(Component data from apps and pages)
───
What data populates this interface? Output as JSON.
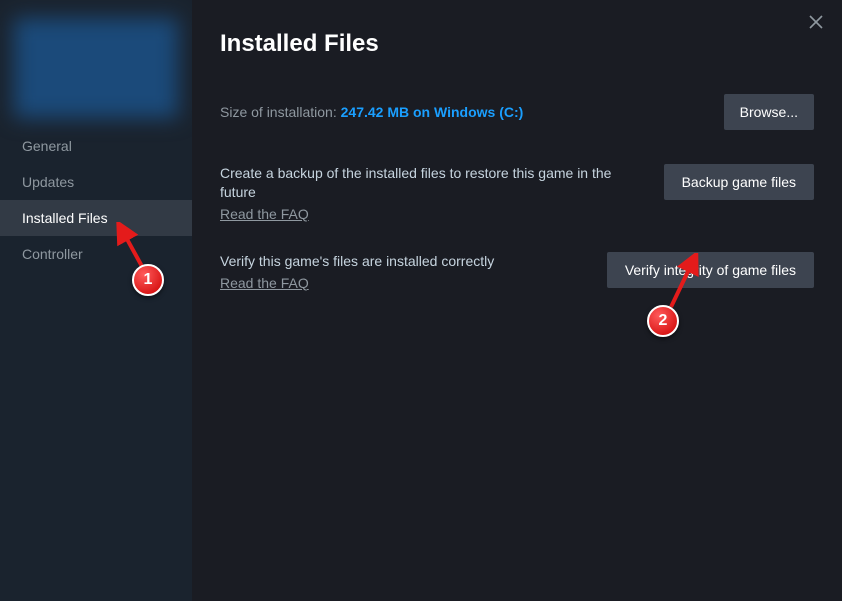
{
  "sidebar": {
    "items": [
      {
        "label": "General"
      },
      {
        "label": "Updates"
      },
      {
        "label": "Installed Files"
      },
      {
        "label": "Controller"
      }
    ]
  },
  "header": {
    "title": "Installed Files"
  },
  "install": {
    "size_label": "Size of installation: ",
    "size_value": "247.42 MB on Windows (C:)",
    "browse_label": "Browse..."
  },
  "backup": {
    "desc": "Create a backup of the installed files to restore this game in the future",
    "faq": "Read the FAQ",
    "button": "Backup game files"
  },
  "verify": {
    "desc": "Verify this game's files are installed correctly",
    "faq": "Read the FAQ",
    "button": "Verify integrity of game files"
  },
  "annotations": {
    "badge1": "1",
    "badge2": "2"
  }
}
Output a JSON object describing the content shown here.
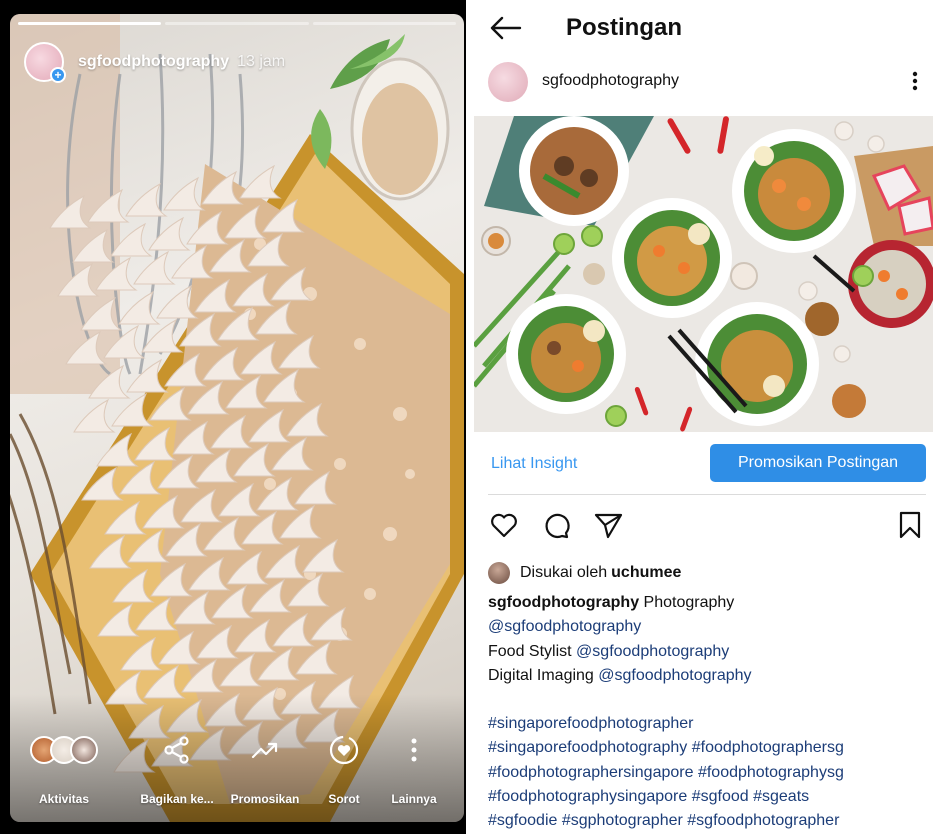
{
  "story": {
    "username": "sgfoodphotography",
    "time": "13 jam",
    "progress": [
      1.0,
      0.0,
      0.0
    ],
    "actions": [
      {
        "label": "Aktivitas",
        "icon": "viewer-avatars"
      },
      {
        "label": "Bagikan ke...",
        "icon": "share-icon"
      },
      {
        "label": "Promosikan",
        "icon": "trending-up-icon"
      },
      {
        "label": "Sorot",
        "icon": "highlight-heart-icon"
      },
      {
        "label": "Lainnya",
        "icon": "more-vertical-icon"
      }
    ]
  },
  "post": {
    "title": "Postingan",
    "author": "sgfoodphotography",
    "insight_link": "Lihat Insight",
    "promote_button": "Promosikan Postingan",
    "liked_by_prefix": "Disukai oleh",
    "liked_by_user": "uchumee",
    "caption": {
      "username": "sgfoodphotography",
      "line1_rest": "Photography",
      "line2": "@sgfoodphotography",
      "line3_prefix": "Food Stylist",
      "line3_tag": "@sgfoodphotography",
      "line4_prefix": "Digital Imaging",
      "line4_tag": "@sgfoodphotography",
      "hashtags": [
        "#singaporefoodphotographer",
        "#singaporefoodphotography #foodphotographersg",
        "#foodphotographersingapore #foodphotographysg",
        "#foodphotographysingapore #sgfood #sgeats",
        "#sgfoodie #sgphotographer #sgfoodphotographer"
      ]
    }
  },
  "colors": {
    "accent": "#3897f0",
    "button": "#2f8ee6",
    "hashtag": "#1c3d78",
    "story_bg": "#000000"
  }
}
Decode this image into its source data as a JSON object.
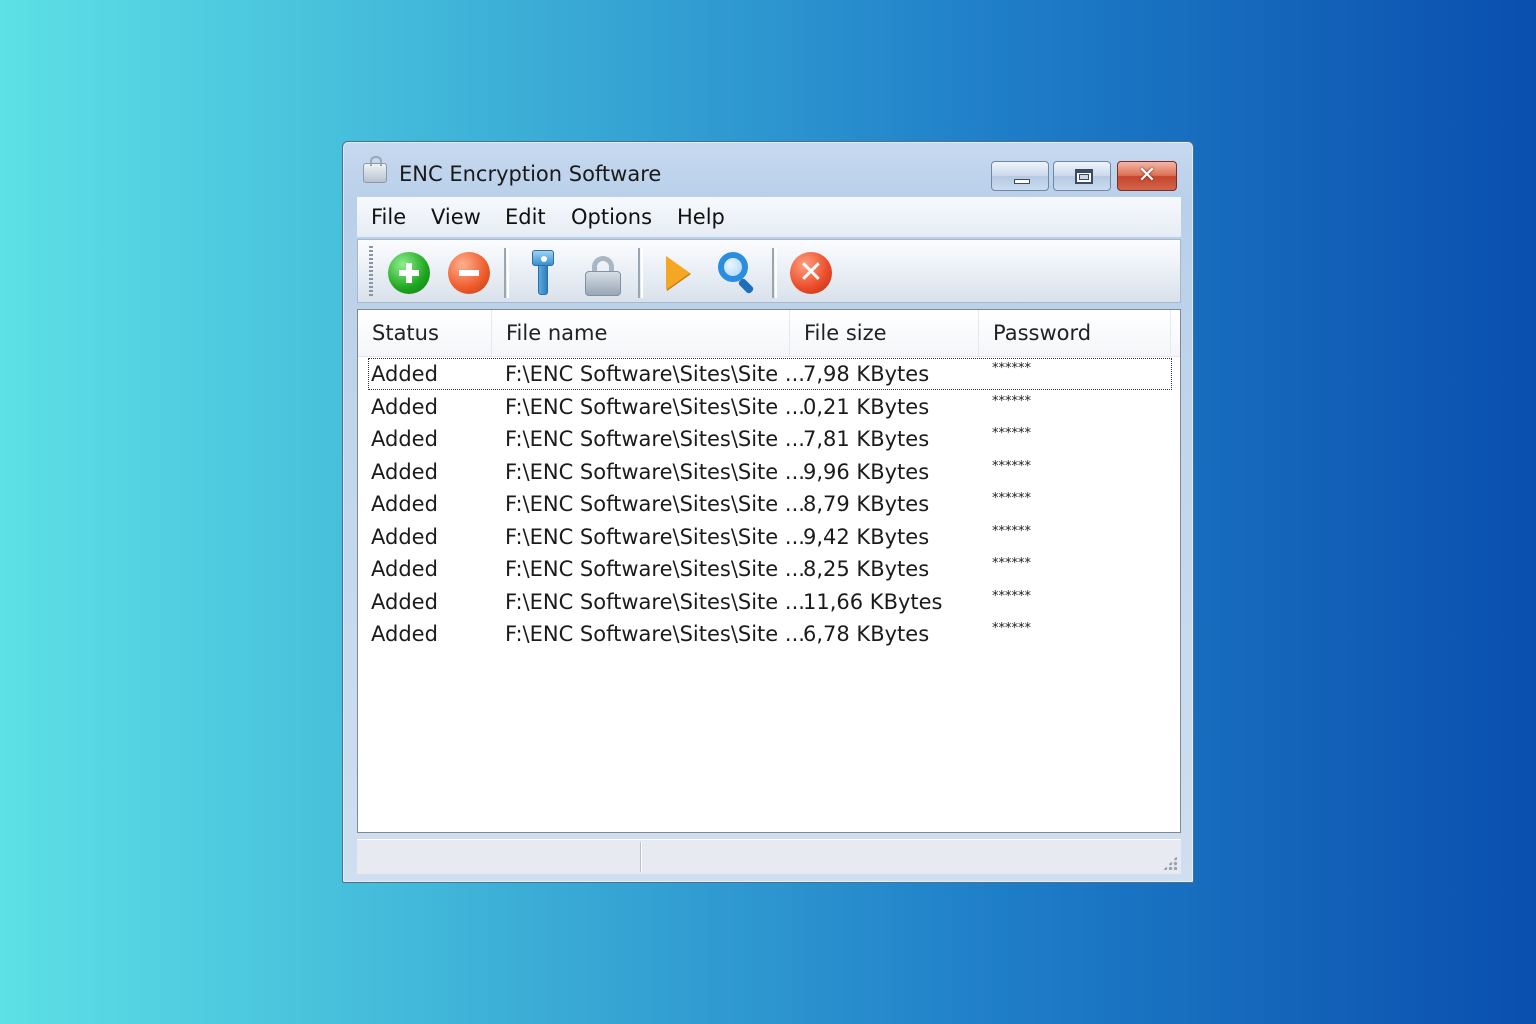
{
  "window": {
    "title": "ENC Encryption Software",
    "close_glyph": "✕"
  },
  "menu": [
    "File",
    "View",
    "Edit",
    "Options",
    "Help"
  ],
  "toolbar": {
    "icons": [
      "add-icon",
      "remove-icon",
      "key-icon",
      "lock-icon",
      "play-icon",
      "search-icon",
      "cancel-icon"
    ]
  },
  "table": {
    "columns": [
      "Status",
      "File name",
      "File size",
      "Password"
    ],
    "rows": [
      {
        "status": "Added",
        "file": "F:\\ENC Software\\Sites\\Site ...",
        "size": "7,98 KBytes",
        "password": "******"
      },
      {
        "status": "Added",
        "file": "F:\\ENC Software\\Sites\\Site ...",
        "size": "0,21 KBytes",
        "password": "******"
      },
      {
        "status": "Added",
        "file": "F:\\ENC Software\\Sites\\Site ...",
        "size": "7,81 KBytes",
        "password": "******"
      },
      {
        "status": "Added",
        "file": "F:\\ENC Software\\Sites\\Site ...",
        "size": "9,96 KBytes",
        "password": "******"
      },
      {
        "status": "Added",
        "file": "F:\\ENC Software\\Sites\\Site ...",
        "size": "8,79 KBytes",
        "password": "******"
      },
      {
        "status": "Added",
        "file": "F:\\ENC Software\\Sites\\Site ...",
        "size": "9,42 KBytes",
        "password": "******"
      },
      {
        "status": "Added",
        "file": "F:\\ENC Software\\Sites\\Site ...",
        "size": "8,25 KBytes",
        "password": "******"
      },
      {
        "status": "Added",
        "file": "F:\\ENC Software\\Sites\\Site ...",
        "size": "11,66 KBytes",
        "password": "******"
      },
      {
        "status": "Added",
        "file": "F:\\ENC Software\\Sites\\Site ...",
        "size": "6,78 KBytes",
        "password": "******"
      }
    ]
  },
  "colors": {
    "background_left": "#5de0e6",
    "background_right": "#0a4fae",
    "window_frame": "#c6d9ef",
    "close_button": "#c6452c"
  }
}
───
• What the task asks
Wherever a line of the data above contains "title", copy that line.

• Response box
    "title": "Installed Files"
    "title": "Postingan",
    "title": "ENC Encryption Software",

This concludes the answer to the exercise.